1882 ENGLISH POETRY 1579-1830: SPENSER AND THE TRADITION

Thomas Campbell

Epes Sargent, in Harper's Cyclopaedia of British and American Poetry (1882) 331-32.

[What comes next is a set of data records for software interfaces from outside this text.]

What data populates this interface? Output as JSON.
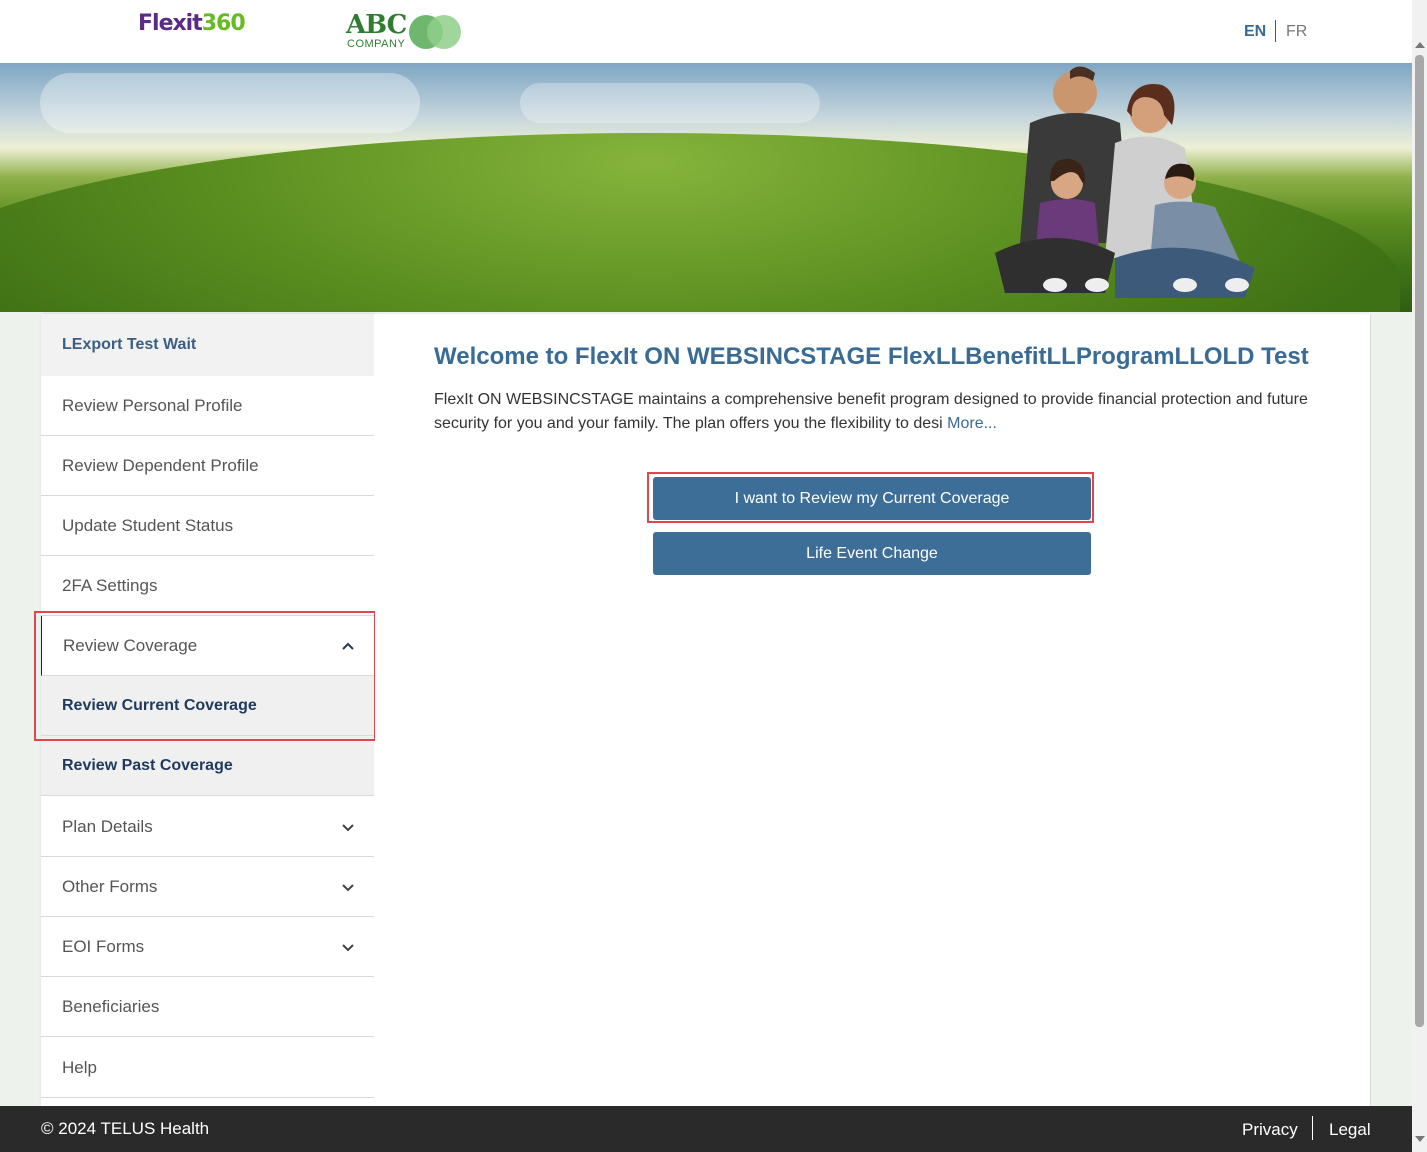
{
  "header": {
    "logo_flexit_a": "Flexit",
    "logo_flexit_b": "360",
    "logo_abc": "ABC",
    "logo_abc_sub": "COMPANY",
    "lang_en": "EN",
    "lang_fr": "FR"
  },
  "sidebar": {
    "user": "LExport Test Wait",
    "items": [
      {
        "label": "Review Personal Profile"
      },
      {
        "label": "Review Dependent Profile"
      },
      {
        "label": "Update Student Status"
      },
      {
        "label": "2FA Settings"
      },
      {
        "label": "Review Coverage",
        "expanded": true,
        "icon": "chevron-up-icon"
      },
      {
        "label": "Review Current Coverage",
        "sub": true,
        "active": true
      },
      {
        "label": "Review Past Coverage",
        "sub": true
      },
      {
        "label": "Plan Details",
        "icon": "chevron-down-icon"
      },
      {
        "label": "Other Forms",
        "icon": "chevron-down-icon"
      },
      {
        "label": "EOI Forms",
        "icon": "chevron-down-icon"
      },
      {
        "label": "Beneficiaries"
      },
      {
        "label": "Help"
      }
    ]
  },
  "main": {
    "welcome": "Welcome to FlexIt ON WEBSINCSTAGE FlexLLBenefitLLProgramLLOLD Test",
    "intro": "FlexIt ON WEBSINCSTAGE maintains a comprehensive benefit program designed to provide financial protection and future security for you and your family.  The plan offers you the flexibility to desi ",
    "more": "More...",
    "btn_review": "I want to Review my Current Coverage",
    "btn_life_event": "Life Event Change"
  },
  "footer": {
    "copyright": "© 2024 TELUS Health",
    "privacy": "Privacy",
    "legal": "Legal"
  },
  "colors": {
    "accent": "#3d6e98",
    "highlight": "#e0464e",
    "footer_bg": "#2a2a2a"
  }
}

The son of a Glasgow merchant, Campbell (1777-1844) was the youngest of ten children. At the age of thirteen he was placed in the university of his native city, where he was noted for his Latin and Greek translations, and his compositions in prose and verse. In April, 1799, when twenty-one, he published his Pleasures of Hope, a remarkable specimen of literary precocity, though marred by passages where sound takes the place of sense. Wordsworth regarded it as "strangely overrated." The poem passed through four editions in a year; and on the first seven editions the youthful poet received no less a sum than 900. After travelling on the Continent (where he was not a spectator of the Battle of Hohenlinden, as has often been asserted), he published, in 1801, Ye Mariners of England, with several other lyrical pieces; and, in 1803, Lochiel, Hohenlinden, The Soldier's Dream, The Battle of the Baltic: so that the noble lyrics to which Campbell owes his fame were composed within a brief period, and when he was quite young. What he wrote after thirty has the marks of inferiority. Gertrude of Wyoming appeared in 1809. He appears to have been amiable, generous, and sympathetic, though irritable, irresolute, and lazy. His faults were largely caused, no doubt, by physical infirmity. He married his cousin, Miss Sinclair, and settled near London; but the death of one son and the madness of another cast a dark shadow on his existence. Though he struggled with narrow circumstances, he was generous to his mother, sisters, and other relations. From 1820 to 1831 he edited the New Monthly Magazine. During his later years, in the receipt of a merited pension, he resided chiefly in London. He died at Boulogne, whither he had gone for his health, in his sixty-seventh year. His dust lies in Westminster Abbey. Campbell's lyrics are among the finest in all literature, and are likely to last as long as the English language, in its present form, endures. In 1849 a Life of the poet, with selections from his extensive correspondence, was published in London by his affectionate friend and literary executor, Dr. Beattie.